Dietrich Lohmann’s lensing is fluid and assured, eloquently using many eastern Berlin locations that convey the menacing atmosphere of postwar Germany. Well-cast supporting roles, many played by native Germans, help to buoy an otherwise bland film.

Popular on Variety

The Innocent

British-German

Production: A Jugendfilm (Germany) release of a Lakehart/Sievernich-Film/Defa Studios Babelsberg production in association with Film Kredit Treuhand, Filmstiftung Nordrhein-Westfalen. (Intl. sales: World Film Inc.) Produced by Norma Heyman, Chris Sievernich, Wieland Schulz-Keil. Executive producer, Ann Dubinet. Directed by John Schlesinger. Screenplay, Ian McEwan, based on his novel.

Crew: Camera (Eastmancolor), Dietrich Lohmann; editor, Richard Marden; music, Gerald Gouriet; production design, Luciana Arrighi; costume design, Ingrid Zore; sound (Dolby), Axel Arft; assistant director, David Tringham; casting, Noel Davis, Jeremy Zimmerman. Reviewed at Astra Cinema, Royal Air Force Base, Gatow, Berlin, Sept. 16, 1993. Running time: 107 min.

With: Maria - Isabella Rossellini
Bob Glass - Anthony Hopkins
Leonard Markham - Campbell Scott
Otto - Ronald Nitschke
Russell - Hart Bochner
MacNamee - James Grant
Cpt. Lofting - Jeremy Sinden
Black - Richard Durden
Lou - Corey Johnson
Piper - Richard Good
(English dialogue)

More Film

  • Leonardo Dicaprio Once Upon a Time

    Leonardo DiCaprio's Earth Alliance Commits $5 Million to Amazon Fires

    Earth Alliance, an environmental initiative backed by Leonardo DiCaprio, has committed $5 million toward the preservation of the Amazon rain forest following an alarming surge in wildfires. After launching Sunday, the organization’s emergency Amazon Forest Fund is working to support local partners and indigenous communities in their efforts to protect the sensitive habitats within the [...]

  • (from left) Luke Hobbs (Dwayne Johnson)

    Box Office: 'Hobbs & Shaw' Scores $102 Million Debut in China, Nears $600 Million Globally

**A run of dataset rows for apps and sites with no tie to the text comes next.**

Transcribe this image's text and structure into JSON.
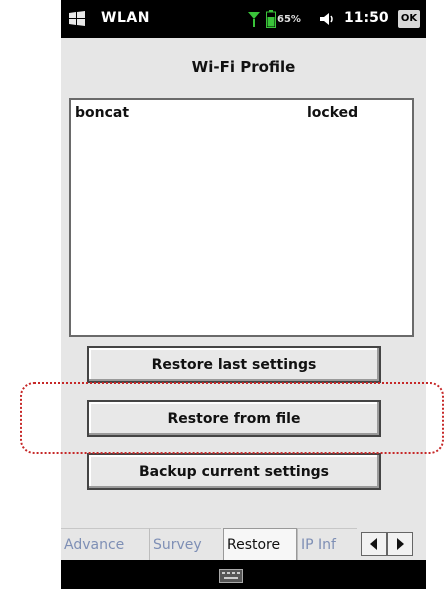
{
  "status_bar": {
    "app_name": "WLAN",
    "battery_percent": "65%",
    "time": "11:50",
    "ok_label": "OK",
    "icons": [
      "windows-flag-icon",
      "signal-icon",
      "battery-icon",
      "volume-icon"
    ]
  },
  "title": "Wi-Fi Profile",
  "profiles": [
    {
      "name": "boncat",
      "status": "locked"
    }
  ],
  "buttons": {
    "restore_last": "Restore last settings",
    "restore_from_file": "Restore from file",
    "backup_current": "Backup current settings"
  },
  "tabs": [
    {
      "label": "Advance",
      "active": false
    },
    {
      "label": "Survey",
      "active": false
    },
    {
      "label": "Restore",
      "active": true
    },
    {
      "label": "IP Inf",
      "active": false
    }
  ],
  "colors": {
    "highlight": "#c62828",
    "inactive_tab_text": "#7e8fb5"
  }
}
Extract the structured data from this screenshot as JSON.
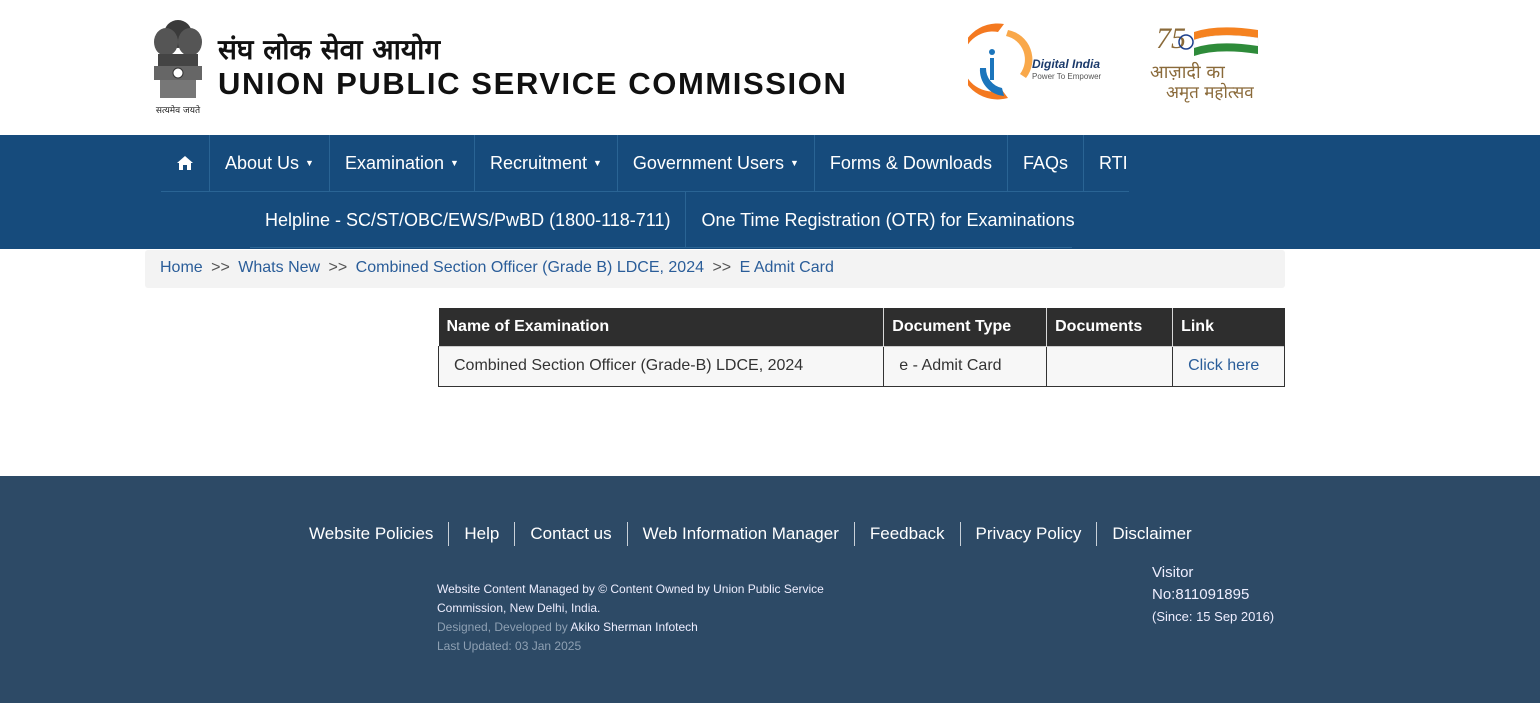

    Universal’s “Hobbs & Shaw” returned to first place on the international box office charts, thanks to a massive $102 million debut in China. The “Fast & Furious” spinoff, starring Dwayne Johnson and Jason Statham, collected another $120 million overseas, boosting its foreign tally to $441 million. “Hobbs & Shaw” is nearing the $600 million mark [...]

  • Angel Has Fallen

    Box Office: 'Angel Has Fallen' Rises to No. 1 With $21 Million Debut

    “Angel Has Fallen,” the third chapter in Lionsgate and Millenium’s action franchise starring Gerard Butler, had a stronger opening weekend than expected, collecting $21.25 million during its first three days of release. Those ticket sales were enough to top domestic box office charts, bumping last weekend’s champ, Universal’s comedy “Good Boys,” to second place. Starring [...]

  • Amanda

    ‘Amanda’ Takes Home Best Int’l Film at 15th Sanfic

    SANTIAGO, Chile    French director Mikhael Hers’ “Amanda” scooped up the Best Int’l Film award Saturday (Aug. 24) at the 15th Santiago Int’l Film Fest (Sanfic), which reported a 20% audience uptick in the past two years and continues to grow its reputation as the most vibrant and prominent film festival in Latin America’s Southern [...]

  • disney d23

    Cruella, Kit Harington and Black Panther's Return: Everything We Learned at D23 Day Two

    Not to be outdone by the avalanche of series orders and casting announcements bolstering the new streaming series Disney Plus, Walt Disney Studios showed off its film wares in a marathon presentation at D23 on Saturday. The Anaheim, Calif. expo brought star power, if perhaps fewer surprises than Friday’s presentation, as fans in princess and [...]

  • Harvey Weinstein, Katie Holmes, Taylor Swift'The

    Taylor Swift Downplays Association With Harvey Weinstein

    Taylor Swift’s association with disgraced movie mogul Harvey Weinstein was among the topics the singer addressed in a revealing new interview with The Guardian. Weinstein held producer credits for the movies “One Chance” and “The Giver,” both of which featured Swift — in the former, a song, and in the latter, a supporting role. She [...]

More From Our Brands

Access exclusive content